British officials acknowledge that their system has been struggling to cope and faces a 15 billion pound ($24 billion) deficit. Hospitals are often overcrowded, dirty and understaffed, which means some patients do not get the care they are promised.
UPDATE: I deeply resent the Americans sneering at our health service - but perhaps that's because the truth hurts:
Overall the outcome for cancer patients is better in America than in this country. So, too, it is for victims of heart attacks, though the difference is less marked.
If you are suspicious of comparative statistics, consult any American who has encountered the NHS. Often they cannot believe what has happened to them - the squalor, and looming threat of MRSA; the long waiting lists, and especially the official target that patients in 'accident and emergency' should be expected to wait for no more than four - four! - hours; the sense exuded by some medical staff that they are doing you a favour by taking down your personal details.
Most Americans, let's face it, are used to much higher standards of healthcare than we enjoy, even after the doubling of the NHS budget under New Labour. Of course, the U.S. is a somewhat richer country, but I doubt its superior health service can be mainly attributed to this advantage.

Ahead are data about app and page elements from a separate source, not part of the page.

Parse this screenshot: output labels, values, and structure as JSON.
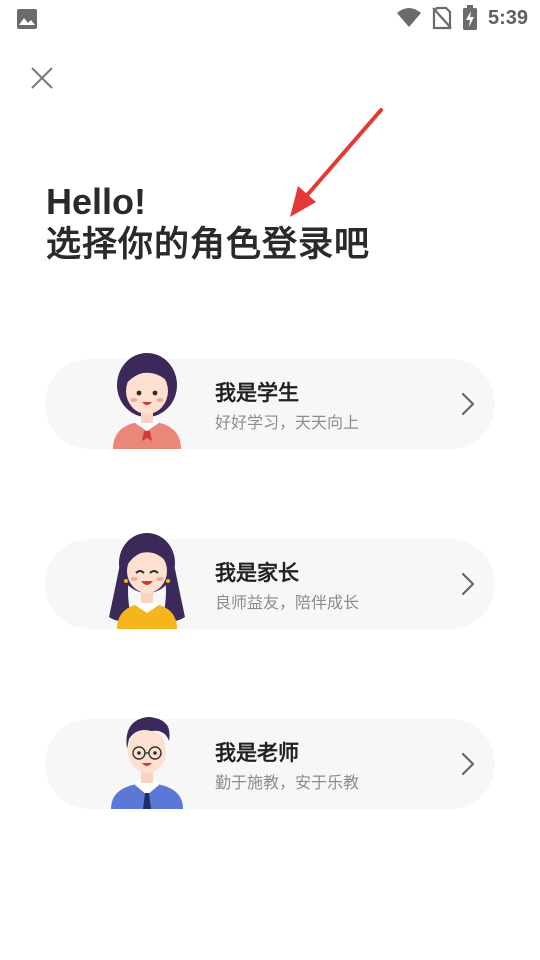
{
  "status_bar": {
    "time": "5:39",
    "icons": [
      "gallery-icon",
      "wifi-icon",
      "no-sim-icon",
      "battery-charging-icon"
    ]
  },
  "header": {
    "close_icon": "close-icon",
    "hello": "Hello!",
    "prompt": "选择你的角色登录吧"
  },
  "annotation": {
    "type": "arrow",
    "color": "#e53935"
  },
  "roles": [
    {
      "id": "student",
      "title": "我是学生",
      "desc": "好好学习，天天向上",
      "avatar_icon": "student-avatar",
      "chevron_icon": "chevron-right-icon"
    },
    {
      "id": "parent",
      "title": "我是家长",
      "desc": "良师益友，陪伴成长",
      "avatar_icon": "parent-avatar",
      "chevron_icon": "chevron-right-icon"
    },
    {
      "id": "teacher",
      "title": "我是老师",
      "desc": "勤于施教，安于乐教",
      "avatar_icon": "teacher-avatar",
      "chevron_icon": "chevron-right-icon"
    }
  ],
  "colors": {
    "card_bg": "#f7f7f7",
    "title": "#2a2a2a",
    "subtitle": "#8c8c8c",
    "arrow": "#e53935"
  }
}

Americans should beware of any proposals that might threaten their standards, though President Obama is right to want to extend them to the poor.